Stage 3: Nha Trang – Buon Ma Tuot – Pleiku – Pham Duc – Danang (894km)
After a few days of exploring Nha Trang with all of its creature comforts, I packed my life onto my bike and set off at first light. I headed inland again, weaving through a tapestry of agriculture in the lowlands by the coast, beginning the gradual climb into the range of mountains that forms the spine of Vietnam. After half a day of solid riding my path cut the Ho Chi Minh Highway. This is the road that I had come to Vietnam to travel, and it would be my home for the next 800km. Its course roughly follows the Ho Chi Minh Trail – the famous supply chain of the Vietnam war, by which the north sustained its troops in the south in the Vietnam War.
Disappointingly, my first day along this road was uninspiring. Nothing remains of the original forests that carpeted these areas. The land was long ago cleared for plantation crops, and for several hours I followed a dirty, four-laned motorway through semi-industrial areas with the ugly scars of fresh development lining the road sides. But as I headed further north, with Buon Ma Thuot well behind me, the roads narrowed and became quieter, the provincial hub towns got smaller, and the agriculture and industry began to give way to trees. Part way between Pleiku and Pham Duc the forest began in earnest. Triple canopy jungle towered over one side of the road, while the other fell away down a sheer slope to the mighty rivers that drain the mountains of their afternoon downpours. Every valley view has a muddy river at the base, the thick green carpet of forest, and row upon row of blue mountains fading into the distance. For hours at a time I was alone with the trees, the river and the road. It’s an isolated and primal place, where a string of elephants or a pride of jungle cats would not seem unlikely.

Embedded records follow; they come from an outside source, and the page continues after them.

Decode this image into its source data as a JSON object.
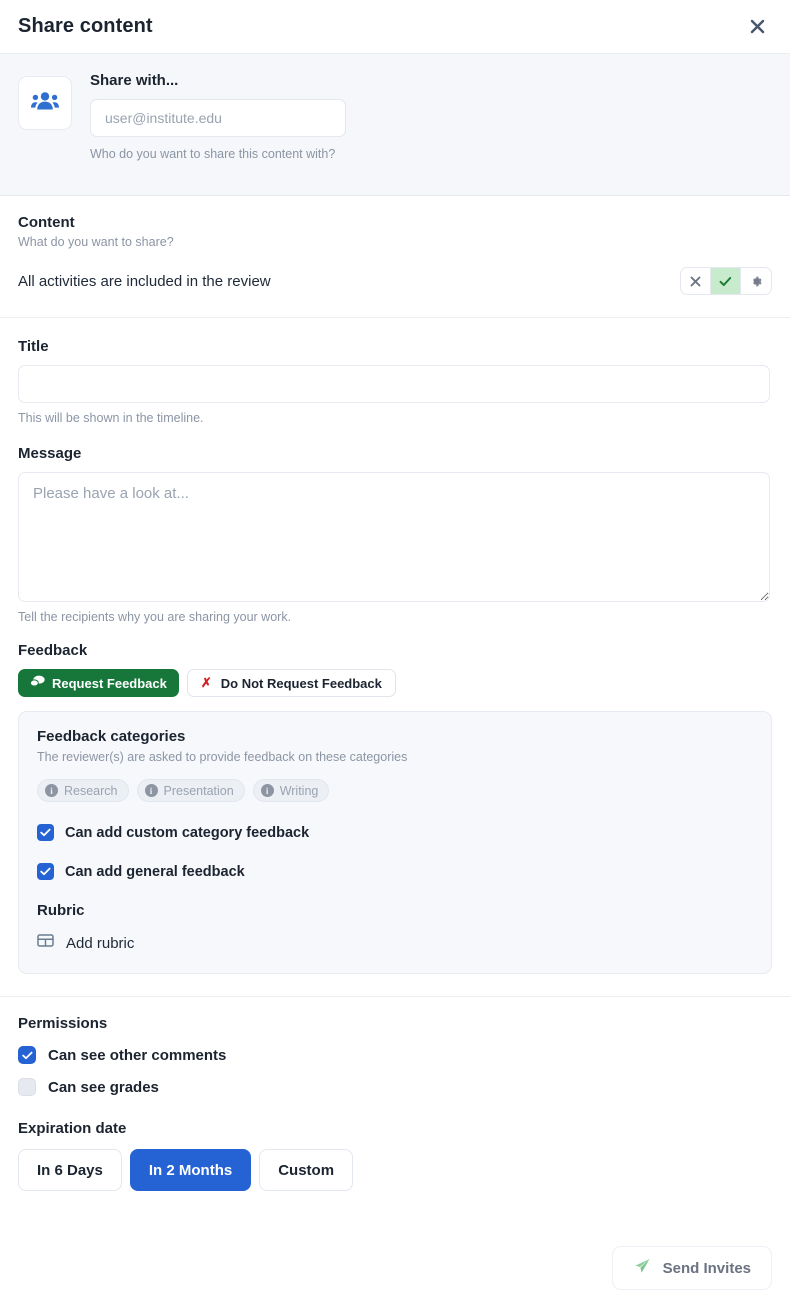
{
  "header": {
    "title": "Share content",
    "close_icon": "close-icon"
  },
  "share_with": {
    "label": "Share with...",
    "icon": "users-group-icon",
    "input_value": "",
    "placeholder": "user@institute.edu",
    "help": "Who do you want to share this content with?"
  },
  "content": {
    "title": "Content",
    "subtitle": "What do you want to share?",
    "row_text": "All activities are included in the review",
    "toggle_group": [
      {
        "icon": "x-icon",
        "glyph": "✕",
        "state": "inactive"
      },
      {
        "icon": "check-icon",
        "glyph": "✓",
        "state": "active"
      },
      {
        "icon": "gear-icon",
        "glyph": "⚙",
        "state": "inactive"
      }
    ]
  },
  "title_field": {
    "label": "Title",
    "value": "",
    "placeholder": "",
    "help": "This will be shown in the timeline."
  },
  "message_field": {
    "label": "Message",
    "value": "",
    "placeholder": "Please have a look at...",
    "help": "Tell the recipients why you are sharing your work."
  },
  "feedback": {
    "title": "Feedback",
    "request_label": "Request Feedback",
    "request_icon": "comments-icon",
    "do_not_request_label": "Do Not Request Feedback",
    "do_not_request_icon": "x-icon",
    "panel": {
      "title": "Feedback categories",
      "subtitle": "The reviewer(s) are asked to provide feedback on these categories",
      "categories": [
        {
          "label": "Research",
          "icon": "info-icon"
        },
        {
          "label": "Presentation",
          "icon": "info-icon"
        },
        {
          "label": "Writing",
          "icon": "info-icon"
        }
      ],
      "checkboxes": [
        {
          "label": "Can add custom category feedback",
          "checked": true
        },
        {
          "label": "Can add general feedback",
          "checked": true
        }
      ],
      "rubric_title": "Rubric",
      "add_rubric_label": "Add rubric",
      "add_rubric_icon": "table-icon"
    }
  },
  "permissions": {
    "title": "Permissions",
    "items": [
      {
        "label": "Can see other comments",
        "checked": true
      },
      {
        "label": "Can see grades",
        "checked": false
      }
    ]
  },
  "expiration": {
    "title": "Expiration date",
    "options": [
      {
        "label": "In 6 Days",
        "selected": false
      },
      {
        "label": "In 2 Months",
        "selected": true
      },
      {
        "label": "Custom",
        "selected": false
      }
    ]
  },
  "footer": {
    "send_label": "Send Invites",
    "send_icon": "paper-plane-icon"
  },
  "colors": {
    "accent_blue": "#2563d4",
    "green": "#17773a",
    "green_soft": "#c8ebcd",
    "red": "#d72020",
    "panel_bg": "#f6f8fb",
    "band_bg": "#f5f7fa"
  }
}
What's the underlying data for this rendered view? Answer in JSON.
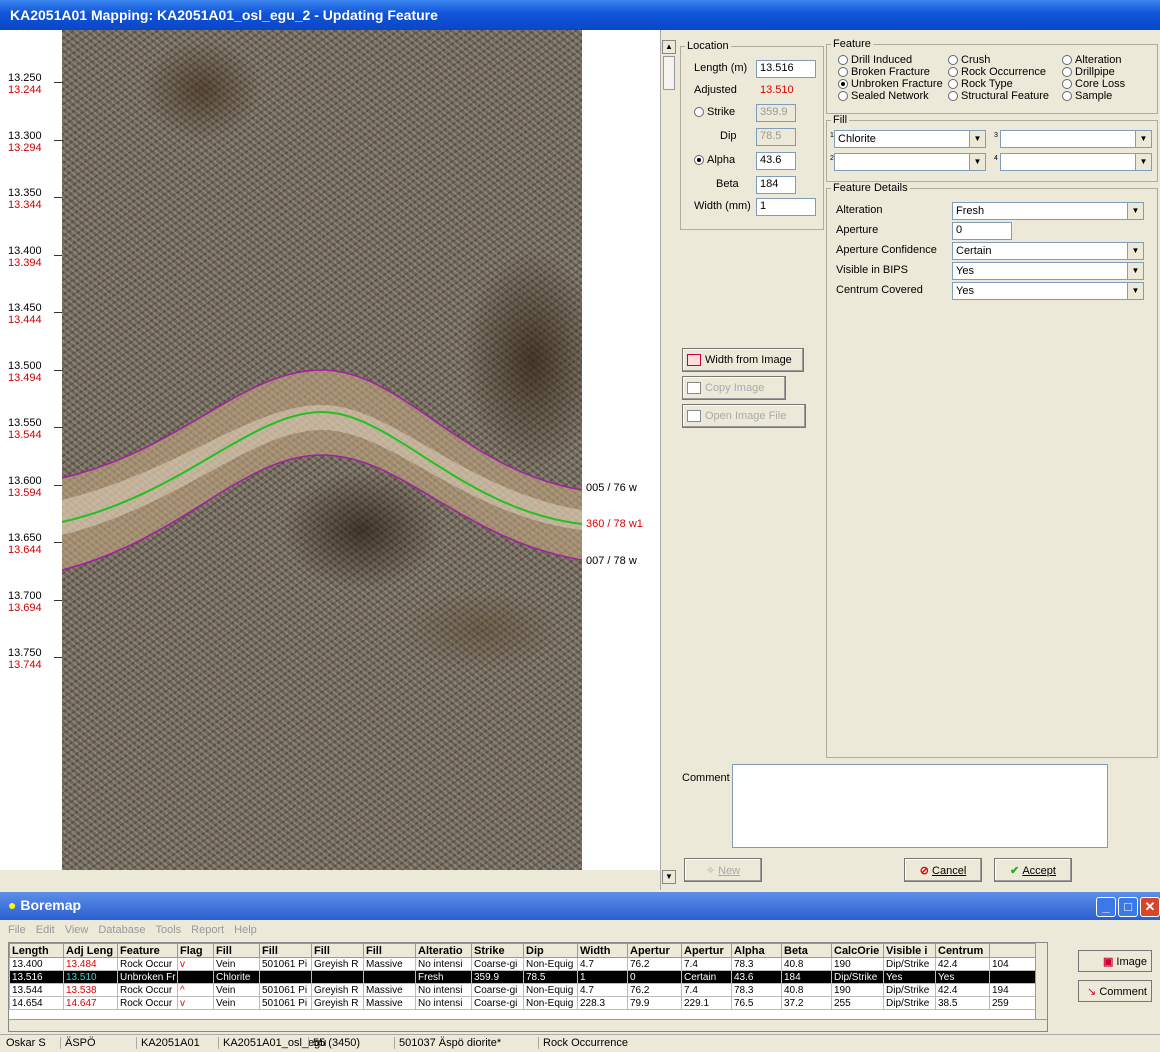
{
  "title": "KA2051A01 Mapping: KA2051A01_osl_egu_2 - Updating Feature",
  "depths": [
    {
      "a": "13.250",
      "b": "13.244"
    },
    {
      "a": "13.300",
      "b": "13.294"
    },
    {
      "a": "13.350",
      "b": "13.344"
    },
    {
      "a": "13.400",
      "b": "13.394"
    },
    {
      "a": "13.450",
      "b": "13.444"
    },
    {
      "a": "13.500",
      "b": "13.494"
    },
    {
      "a": "13.550",
      "b": "13.544"
    },
    {
      "a": "13.600",
      "b": "13.594"
    },
    {
      "a": "13.650",
      "b": "13.644"
    },
    {
      "a": "13.700",
      "b": "13.694"
    },
    {
      "a": "13.750",
      "b": "13.744"
    }
  ],
  "traces": [
    {
      "label": "005 / 76 w",
      "color": "#a020a0"
    },
    {
      "label": "360 / 78 w1",
      "color": "#e00000"
    },
    {
      "label": "007 / 78 w",
      "color": "#a020a0"
    }
  ],
  "location": {
    "legend": "Location",
    "length_label": "Length (m)",
    "length": "13.516",
    "adjusted_label": "Adjusted",
    "adjusted": "13.510",
    "strike_label": "Strike",
    "strike": "359.9",
    "dip_label": "Dip",
    "dip": "78.5",
    "alpha_label": "Alpha",
    "alpha": "43.6",
    "beta_label": "Beta",
    "beta": "184",
    "width_label": "Width (mm)",
    "width": "1"
  },
  "feature": {
    "legend": "Feature",
    "options": [
      "Drill Induced",
      "Crush",
      "Alteration",
      "Broken Fracture",
      "Rock Occurrence",
      "Drillpipe",
      "Unbroken Fracture",
      "Rock Type",
      "Core Loss",
      "Sealed Network",
      "Structural Feature",
      "Sample"
    ]
  },
  "fill": {
    "legend": "Fill",
    "slot1_num": "1",
    "slot1": "Chlorite",
    "slot2_num": "2",
    "slot3_num": "3",
    "slot4_num": "4"
  },
  "details": {
    "legend": "Feature Details",
    "rows": [
      {
        "label": "Alteration",
        "value": "Fresh",
        "type": "select"
      },
      {
        "label": "Aperture",
        "value": "0",
        "type": "text"
      },
      {
        "label": "Aperture Confidence",
        "value": "Certain",
        "type": "select"
      },
      {
        "label": "Visible in BIPS",
        "value": "Yes",
        "type": "select"
      },
      {
        "label": "Centrum Covered",
        "value": "Yes",
        "type": "select"
      }
    ]
  },
  "buttons": {
    "width_from_image": "Width from Image",
    "copy_image": "Copy Image",
    "open_image_file": "Open Image File",
    "new": "New",
    "cancel": "Cancel",
    "accept": "Accept"
  },
  "comment_label": "Comment",
  "boremap": {
    "title": "Boremap",
    "menu": [
      "File",
      "Edit",
      "View",
      "Database",
      "Tools",
      "Report",
      "Help"
    ],
    "columns": [
      "Length",
      "Adj Leng",
      "Feature",
      "Flag",
      "Fill",
      "Fill",
      "Fill",
      "Fill",
      "Alteratio",
      "Strike",
      "Dip",
      "Width",
      "Apertur",
      "Apertur",
      "Alpha",
      "Beta",
      "CalcOrie",
      "Visible i",
      "Centrum",
      ""
    ],
    "rows": [
      [
        "13.400",
        "13.484",
        "Rock Occur",
        "v",
        "Vein",
        "501061 Pi",
        "Greyish R",
        "Massive",
        "No intensi",
        "Coarse-gi",
        "Non-Equig",
        "4.7",
        "76.2",
        "7.4",
        "78.3",
        "40.8",
        "190",
        "Dip/Strike",
        "42.4",
        "104"
      ],
      [
        "13.516",
        "13.510",
        "Unbroken Fr",
        "",
        "Chlorite",
        "",
        "",
        "",
        "Fresh",
        "359.9",
        "78.5",
        "1",
        "0",
        "Certain",
        "43.6",
        "184",
        "Dip/Strike",
        "Yes",
        "Yes",
        ""
      ],
      [
        "13.544",
        "13.538",
        "Rock Occur",
        "^",
        "Vein",
        "501061 Pi",
        "Greyish R",
        "Massive",
        "No intensi",
        "Coarse-gi",
        "Non-Equig",
        "4.7",
        "76.2",
        "7.4",
        "78.3",
        "40.8",
        "190",
        "Dip/Strike",
        "42.4",
        "194"
      ],
      [
        "14.654",
        "14.647",
        "Rock Occur",
        "v",
        "Vein",
        "501061 Pi",
        "Greyish R",
        "Massive",
        "No intensi",
        "Coarse-gi",
        "Non-Equig",
        "228.3",
        "79.9",
        "229.1",
        "76.5",
        "37.2",
        "255",
        "Dip/Strike",
        "38.5",
        "259"
      ]
    ],
    "image_btn": "Image",
    "comment_btn": "Comment"
  },
  "status": [
    "Oskar S",
    "ÄSPÖ",
    "KA2051A01",
    "KA2051A01_osl_egu",
    "55 (3450)",
    "501037 Äspö diorite*",
    "Rock Occurrence"
  ]
}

Scattered along the road are small towns and smaller villages, where people still adopt a subsistence farming lifestyle. Although my routine began with a 5.30am start, the towns were a hive of activity well before this time. By the time I got moving, old women would be well on their way to the village markets, stooped and slow under the weight of a cane basket full of root vegetables. Old men would be busy on the forest’s edge, tying down a mountainous morning’s load of firewood to an ancient relic of a motorbike. The younger folk would be trudging out to work the fields or forest, all shouldering arms of shovels and hoes and machetes. Every turn in the road carried the risk of confronting a herd of cattle or goats ruminating on the tarmac. I stopped to take a picture of a mob of water buffalo, dripping mud, strolling past school-yard gates, driven by a man and a boy with bamboo sticks. Riding along this road gave me a glimpse of the provincial heart of Vietnam. But still, the locals considered me to be the stranger sight.
Although they stare at me as though I had been beamed in from another planet, they were friendly and welcoming, quick to smile and often to laugh. At every opportunity they would strike up incomprehensible conversations just to hear the words of my strange language, or my own clumsy efforts at theirs. Children would line the roads on their ways to or from school, reaching out with skinny, white-uniformed arms for a high-velocity, high-five; the impact almost spinning them on their axis as they hooted in delight.
Reminders of the impact of war are everywhere along this stretch. War cemeteries are easy to spot in almost every small town. Row upon row of precisely aligned marble column headstones often marked only with a simple yellow star and the words ‘Liet Si’ – unknown martyr. Dented, rusting tanks and heavy artillery flank flagpoles draped with the country’s blood-red flag. Enormous, Soviet-style granite monuments proclaim the people’s freedom and independence, and remind them how they earned it. Similarly, there are many bronze or marble statues of Ho Chi Minh, the man who guided them there. Loudspeakers crackle to life well before dawn, blaring anthemic music and pro-communist slogans from every government building, encouraging the population to be up and about their labours. As an outsider, it’s impossible to ignore the fact that the Vietnam has been besieged by war, and its people have been dragged to hell and back. But even when the government propaganda is filtered away, there exists an undeniable nationalistic pride. The tiny, faded red flags flying from the thatch-roofed village huts, or those stitched onto children’s schoolbags, say as much.
After four full days of isolation, working my way through the central highlands, I left the Ho Chi Minh road and headed back towards the coast. Hoi An was on the radar.